Between the Assassinations

Between the Assassinations

By (author) 

Free delivery worldwide

Available. Dispatched from Australia in 3 business days
When will my order arrive?

Description

This is the dazzling second book from the winner of the 2008 Man Booker Prize and Nibbies 'Author of the Year' Aravind Adiga: one of the summer's most eagerly anticipated paperbacks and an Atlantic Superlead title. Nestling on India's southern coast lies the town of Kittur. Ranging through the city's streets and schoolyards, bedrooms and businesses, its inner workings and its outer limits, through the myriad and distinctive voices of its inhabitants, Aravind Adiga brings an entire world vividly and unforgettably to life.show more

Product details

  • Paperback | 368 pages
  • 129 x 198 x 27mm | 353g
  • ATLANTIC BOOKS
  • London, United Kingdom
  • English
  • 1848871236
  • 9781848871236
  • 71,070

About Aravind Adiga

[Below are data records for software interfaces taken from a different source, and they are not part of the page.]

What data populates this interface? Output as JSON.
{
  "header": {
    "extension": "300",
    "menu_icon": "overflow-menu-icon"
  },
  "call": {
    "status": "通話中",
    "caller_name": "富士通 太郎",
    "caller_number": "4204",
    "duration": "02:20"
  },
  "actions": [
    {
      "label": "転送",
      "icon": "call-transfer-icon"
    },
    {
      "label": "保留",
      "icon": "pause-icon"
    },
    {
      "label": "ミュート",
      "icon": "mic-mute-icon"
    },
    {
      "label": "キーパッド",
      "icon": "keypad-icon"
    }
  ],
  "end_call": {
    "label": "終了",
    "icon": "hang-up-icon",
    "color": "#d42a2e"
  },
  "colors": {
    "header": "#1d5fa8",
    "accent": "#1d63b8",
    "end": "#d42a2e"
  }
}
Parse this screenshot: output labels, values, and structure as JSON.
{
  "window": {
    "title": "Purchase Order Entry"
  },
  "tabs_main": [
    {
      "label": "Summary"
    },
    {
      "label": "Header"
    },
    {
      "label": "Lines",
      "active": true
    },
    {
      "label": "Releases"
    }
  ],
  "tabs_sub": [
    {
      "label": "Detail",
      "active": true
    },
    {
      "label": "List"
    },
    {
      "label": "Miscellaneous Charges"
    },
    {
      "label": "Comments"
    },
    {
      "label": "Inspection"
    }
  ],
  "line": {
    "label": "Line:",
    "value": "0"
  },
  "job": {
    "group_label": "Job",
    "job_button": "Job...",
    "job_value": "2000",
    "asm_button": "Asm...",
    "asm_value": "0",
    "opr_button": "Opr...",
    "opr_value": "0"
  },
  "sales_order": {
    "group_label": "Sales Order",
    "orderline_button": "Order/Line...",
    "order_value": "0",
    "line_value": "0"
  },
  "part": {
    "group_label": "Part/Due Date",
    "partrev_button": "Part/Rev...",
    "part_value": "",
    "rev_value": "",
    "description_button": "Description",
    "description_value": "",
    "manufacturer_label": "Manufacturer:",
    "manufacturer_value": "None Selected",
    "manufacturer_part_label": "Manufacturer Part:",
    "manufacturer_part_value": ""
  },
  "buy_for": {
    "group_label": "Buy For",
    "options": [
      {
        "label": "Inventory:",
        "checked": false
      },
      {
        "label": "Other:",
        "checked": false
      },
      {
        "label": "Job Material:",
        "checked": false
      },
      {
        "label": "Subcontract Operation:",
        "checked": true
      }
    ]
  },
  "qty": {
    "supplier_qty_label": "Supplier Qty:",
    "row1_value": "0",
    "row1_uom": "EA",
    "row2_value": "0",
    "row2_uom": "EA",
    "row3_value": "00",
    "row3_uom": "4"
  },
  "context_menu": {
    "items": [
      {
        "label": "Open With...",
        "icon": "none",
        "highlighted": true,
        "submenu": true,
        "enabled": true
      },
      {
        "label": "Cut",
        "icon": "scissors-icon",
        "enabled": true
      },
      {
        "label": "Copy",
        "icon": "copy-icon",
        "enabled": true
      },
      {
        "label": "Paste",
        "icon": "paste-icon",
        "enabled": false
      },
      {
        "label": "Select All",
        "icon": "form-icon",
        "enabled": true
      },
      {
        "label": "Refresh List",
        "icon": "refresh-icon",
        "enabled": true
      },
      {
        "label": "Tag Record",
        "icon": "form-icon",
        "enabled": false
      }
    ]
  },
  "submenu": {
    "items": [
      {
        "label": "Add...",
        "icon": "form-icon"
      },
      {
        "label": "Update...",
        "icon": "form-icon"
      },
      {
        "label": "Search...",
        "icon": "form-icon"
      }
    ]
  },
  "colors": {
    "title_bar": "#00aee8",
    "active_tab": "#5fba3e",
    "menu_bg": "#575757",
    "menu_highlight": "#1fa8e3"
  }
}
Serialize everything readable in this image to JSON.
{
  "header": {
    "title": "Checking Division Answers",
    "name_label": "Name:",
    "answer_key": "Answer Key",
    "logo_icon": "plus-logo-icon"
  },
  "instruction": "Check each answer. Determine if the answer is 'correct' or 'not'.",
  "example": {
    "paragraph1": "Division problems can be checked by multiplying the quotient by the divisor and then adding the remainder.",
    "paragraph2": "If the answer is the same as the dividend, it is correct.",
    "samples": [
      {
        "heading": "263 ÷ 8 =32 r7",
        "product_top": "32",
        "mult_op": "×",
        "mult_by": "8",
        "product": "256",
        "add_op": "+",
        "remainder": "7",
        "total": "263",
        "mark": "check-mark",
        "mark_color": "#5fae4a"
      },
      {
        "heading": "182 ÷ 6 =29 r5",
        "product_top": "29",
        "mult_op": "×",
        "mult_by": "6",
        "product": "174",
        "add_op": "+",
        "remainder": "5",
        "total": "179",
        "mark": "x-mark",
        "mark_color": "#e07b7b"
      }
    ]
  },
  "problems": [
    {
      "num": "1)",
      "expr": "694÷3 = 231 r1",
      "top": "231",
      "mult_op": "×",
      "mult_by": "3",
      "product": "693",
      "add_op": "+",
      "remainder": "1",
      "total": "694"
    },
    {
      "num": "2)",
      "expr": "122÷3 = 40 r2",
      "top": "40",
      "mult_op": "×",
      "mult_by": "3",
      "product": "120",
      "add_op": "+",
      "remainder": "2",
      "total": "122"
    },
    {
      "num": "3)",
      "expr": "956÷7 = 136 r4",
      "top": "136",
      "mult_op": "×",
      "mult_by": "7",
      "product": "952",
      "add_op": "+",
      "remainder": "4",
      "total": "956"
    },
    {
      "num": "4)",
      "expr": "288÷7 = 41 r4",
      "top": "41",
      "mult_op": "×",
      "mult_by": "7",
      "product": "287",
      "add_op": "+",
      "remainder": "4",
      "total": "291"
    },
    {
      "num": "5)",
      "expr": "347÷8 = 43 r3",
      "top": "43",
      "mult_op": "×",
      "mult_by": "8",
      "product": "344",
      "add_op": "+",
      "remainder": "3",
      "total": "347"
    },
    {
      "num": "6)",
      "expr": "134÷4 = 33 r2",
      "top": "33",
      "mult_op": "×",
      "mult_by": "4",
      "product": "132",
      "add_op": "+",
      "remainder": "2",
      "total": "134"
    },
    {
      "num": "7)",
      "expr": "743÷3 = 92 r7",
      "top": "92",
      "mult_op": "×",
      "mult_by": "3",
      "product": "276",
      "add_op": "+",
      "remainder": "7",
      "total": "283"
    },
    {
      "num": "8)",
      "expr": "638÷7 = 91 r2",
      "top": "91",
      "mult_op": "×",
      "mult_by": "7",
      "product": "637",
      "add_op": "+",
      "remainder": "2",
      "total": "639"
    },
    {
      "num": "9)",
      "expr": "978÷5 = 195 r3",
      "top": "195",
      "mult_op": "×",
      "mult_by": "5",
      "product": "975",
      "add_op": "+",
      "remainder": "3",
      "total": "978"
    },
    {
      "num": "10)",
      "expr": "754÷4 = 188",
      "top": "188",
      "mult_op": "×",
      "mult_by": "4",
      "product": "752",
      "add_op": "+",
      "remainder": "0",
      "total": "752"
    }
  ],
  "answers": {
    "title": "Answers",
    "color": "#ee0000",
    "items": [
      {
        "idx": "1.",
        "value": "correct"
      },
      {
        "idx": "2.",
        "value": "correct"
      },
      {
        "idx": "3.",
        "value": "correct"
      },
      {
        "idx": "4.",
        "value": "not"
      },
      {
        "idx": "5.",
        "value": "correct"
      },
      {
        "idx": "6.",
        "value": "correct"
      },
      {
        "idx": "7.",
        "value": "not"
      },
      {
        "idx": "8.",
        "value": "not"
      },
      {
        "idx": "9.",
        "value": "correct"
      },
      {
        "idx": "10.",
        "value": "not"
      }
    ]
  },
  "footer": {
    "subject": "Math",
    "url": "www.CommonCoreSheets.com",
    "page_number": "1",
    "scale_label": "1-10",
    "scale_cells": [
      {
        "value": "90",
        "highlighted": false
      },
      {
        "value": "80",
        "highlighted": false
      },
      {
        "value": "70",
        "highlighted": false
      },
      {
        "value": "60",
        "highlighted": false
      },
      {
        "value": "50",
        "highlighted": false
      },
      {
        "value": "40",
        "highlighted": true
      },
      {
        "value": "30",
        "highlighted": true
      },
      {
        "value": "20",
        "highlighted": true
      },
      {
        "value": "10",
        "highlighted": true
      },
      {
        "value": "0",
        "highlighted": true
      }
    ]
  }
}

Aravind Adiga was born in Madras in 1974. He studied at Columbia and Oxford Universities. His first novel, The White Tiger, won the Man Booker Prize for 2008. A former Indian correspondent for Time magazine, his writing has also appeared in the New Yorker, the Financial Times, and the Sunday Times among other publications. He lives in Mumbai.show more

Review quote

"'The joy of reading Between the Assassinations derives from the life he breathes into his characters... They are fraught with conflicting desires that time after time end in violence, madness or stifling frustration... This is fiction at its most ambitious and incisive and every bit as impressive as his debut.' Sunday Telegraph 'Adiga...has boldly gone where few Indian writers choose to venture, casting his gaze beyond the complacent smugness of middle-class drawing rooms to the anger and squalor lurking in the underbelly of urban India.' Vikas Swarup, Guardian 'Wonderful... With Between the Assassinations, Adiga has demonstrated that he is an important literary talent, a writer capable of evocation without extravagance, a sensitive chronicler of modern India.' Telegraph 'Lively and keenly observed.' Sunday Times"show more